Jarrod Parker reaffirmed Billy Beane’s genius with a dazzling rookie season last year.
Acquired in the Trevor Cahill trade with the Arizona Diamondbacks in December 2011, the 24-year-old right-hander anchored the A’s pitching staff last year, posting a 13-8 record with a 3.47 ERA while Brandon McCarthy, Brett Anderson and Bartolo Colon popped in and out of the rotation. His emergence helped the A’s reach the postseason and it vindicated Beane’s decision to deal Cahill, Gio Gonzalez and Andrew Bailey in the offseason.
“He’s going to be a horse for us for years to come,” catcher Derek Norris said.
Parker is facing adversity in his sophomore campaign, though; he’s surrendered 37 earned runs in 61 2/3 innings of work this year. But in recent weeks, he’s started to regain his form, putting together four straight solid outings heading into today’s start against the Chicago White Sox at O.co Coliseum.
“He’s a key cog for us; we lean on him a lot,” A’s manager Bob Melvin said. “We need him to pitch the way he did last year. Over the course of a season, you’re going to go through some ups and downs, but he’s pitching in the fashion that we expect him to now.”
Parker described his rookie season as “magical,” which could actually be an understatement. When you add in one start he made with the Diamondbacks in 2011, he became the first major-league pitcher since Ferdie Schupp in 1917 to allow no more than one run in 10 of his first 14 career starts, his team won the AL West in its 162nd game and he went toe-to-toe with Detroit Tigers ace Justin Verlander twice in the playoffs.
“It wasn’t something I could think about during the year,” Parker said. “Everything was going so fast and on the fly. I was just trying to take it as it came.”
The A’s leaned on Parker down the stretch, leading to a huge spike in his workload. Parker pitched an additional 78 innings last year after taking it easy in 2011, his first-full season after undergoing Tommy John surgery in 2009. As a result, Sports Illustrated tagged him as a likely candidate to suffer from the “year-after effect” — when young pitchers get hurt or are ineffective a year after seeing a 30-plus inning workload increase.
The magazine appeared to be on the mark as Parker struggled through the month of April, posting a 7.36 ERA while failing to pitch more than 6 1/3 innings in each of his first six starts. At the time, he was having trouble locating his fastball, leaving it up in the zone, and his velocity had dropped down to the low-90s from the mid-90s.
But A’s pitching coach Curt Young said he doesn’t think there is a relationship between the innings Parker pitched in 2012 and his early-season woes.

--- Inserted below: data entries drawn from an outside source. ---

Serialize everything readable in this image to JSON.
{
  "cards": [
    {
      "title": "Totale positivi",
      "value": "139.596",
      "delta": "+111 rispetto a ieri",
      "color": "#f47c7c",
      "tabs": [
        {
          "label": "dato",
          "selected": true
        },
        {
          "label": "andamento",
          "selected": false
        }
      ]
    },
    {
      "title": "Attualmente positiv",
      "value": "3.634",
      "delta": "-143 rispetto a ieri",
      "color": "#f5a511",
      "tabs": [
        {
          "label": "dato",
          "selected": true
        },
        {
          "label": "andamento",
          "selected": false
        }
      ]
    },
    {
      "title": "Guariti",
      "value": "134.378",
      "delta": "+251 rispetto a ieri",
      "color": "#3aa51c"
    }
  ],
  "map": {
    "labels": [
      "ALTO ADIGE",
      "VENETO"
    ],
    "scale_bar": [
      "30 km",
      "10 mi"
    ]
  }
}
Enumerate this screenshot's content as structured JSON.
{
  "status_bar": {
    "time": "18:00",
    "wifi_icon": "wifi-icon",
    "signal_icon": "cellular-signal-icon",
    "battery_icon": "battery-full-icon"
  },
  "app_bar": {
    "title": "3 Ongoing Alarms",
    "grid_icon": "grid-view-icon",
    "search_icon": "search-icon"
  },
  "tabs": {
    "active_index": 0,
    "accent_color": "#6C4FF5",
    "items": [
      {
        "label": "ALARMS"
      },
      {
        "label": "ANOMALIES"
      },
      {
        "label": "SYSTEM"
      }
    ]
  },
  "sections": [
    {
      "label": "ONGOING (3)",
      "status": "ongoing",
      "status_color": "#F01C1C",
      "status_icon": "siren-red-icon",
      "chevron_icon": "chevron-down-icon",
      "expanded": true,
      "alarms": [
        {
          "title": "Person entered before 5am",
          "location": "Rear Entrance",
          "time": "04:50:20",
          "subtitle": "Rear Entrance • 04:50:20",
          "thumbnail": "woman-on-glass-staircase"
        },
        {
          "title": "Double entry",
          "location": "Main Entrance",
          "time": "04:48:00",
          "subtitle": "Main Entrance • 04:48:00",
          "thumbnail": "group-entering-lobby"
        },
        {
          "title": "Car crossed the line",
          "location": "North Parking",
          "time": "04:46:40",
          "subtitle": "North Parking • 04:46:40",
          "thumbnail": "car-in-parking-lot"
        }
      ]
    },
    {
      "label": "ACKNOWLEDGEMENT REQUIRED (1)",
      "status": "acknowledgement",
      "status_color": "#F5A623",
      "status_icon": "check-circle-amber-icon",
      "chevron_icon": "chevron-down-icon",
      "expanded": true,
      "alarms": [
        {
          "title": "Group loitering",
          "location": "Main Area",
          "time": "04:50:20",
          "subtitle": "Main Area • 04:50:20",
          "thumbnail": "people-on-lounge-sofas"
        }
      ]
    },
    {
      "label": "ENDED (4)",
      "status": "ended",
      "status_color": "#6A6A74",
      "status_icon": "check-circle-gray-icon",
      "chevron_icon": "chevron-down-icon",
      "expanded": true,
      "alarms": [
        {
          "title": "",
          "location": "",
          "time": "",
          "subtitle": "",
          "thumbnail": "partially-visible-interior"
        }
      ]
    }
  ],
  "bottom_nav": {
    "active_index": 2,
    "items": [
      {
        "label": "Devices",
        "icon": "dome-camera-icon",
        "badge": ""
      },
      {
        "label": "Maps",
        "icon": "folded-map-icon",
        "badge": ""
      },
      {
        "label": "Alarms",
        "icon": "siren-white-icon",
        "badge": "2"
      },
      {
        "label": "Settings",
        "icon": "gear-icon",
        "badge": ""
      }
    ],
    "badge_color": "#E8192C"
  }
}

“He just started a little slow,” Young said.
Parker’s inconsistencies continued until he was pulled from his May 6 start against the Cleveland Indians after five innings because of neck stiffness. The tightness, which surfaced earlier in the season, caused Parker to throw with a hunched-over delivery, and Young said it affected his mechanics.
“When you don’t feel good health-wise, it’s going to hold you back quite a bit when you’re throwing the baseball,” he said.
The A’s training staff loosened up the knot before Parker’s next start and he responded by defeating the Seattle Mariners, giving up three runs over 6 1/3 innings. He was even better against the Kansas City Royals six days later, holding them to one run on four hits in seven innings of work.
In his past four starts, Parker has won three games, producing a 2.63 ERA.
“He’s staying consistently aggressive, staying down in the zone and keeping the crooked numbers off the board,” Norris said.
The A’s catcher said his battery-mate is particularly tough when he’s commanding his fastball because it sets up his change-up, which Young calls the second best among right-handed pitchers in the American League next to the Royals’ James Shields.
“If he throws the [change-up] right down the middle of the plate, it’s either going to run in on your hands or go away from your hands and you have no way to pick,” he said.
Norris credited Parker for staying even-keeled during his cold stretch and he said he expects him to be a tough pitcher to hit against as the season progresses.
“A guy as talented as Jarrod is not going to all of a sudden just forget how to throw a baseball,” Norris said. “He knew he’d come out of it sooner or later.”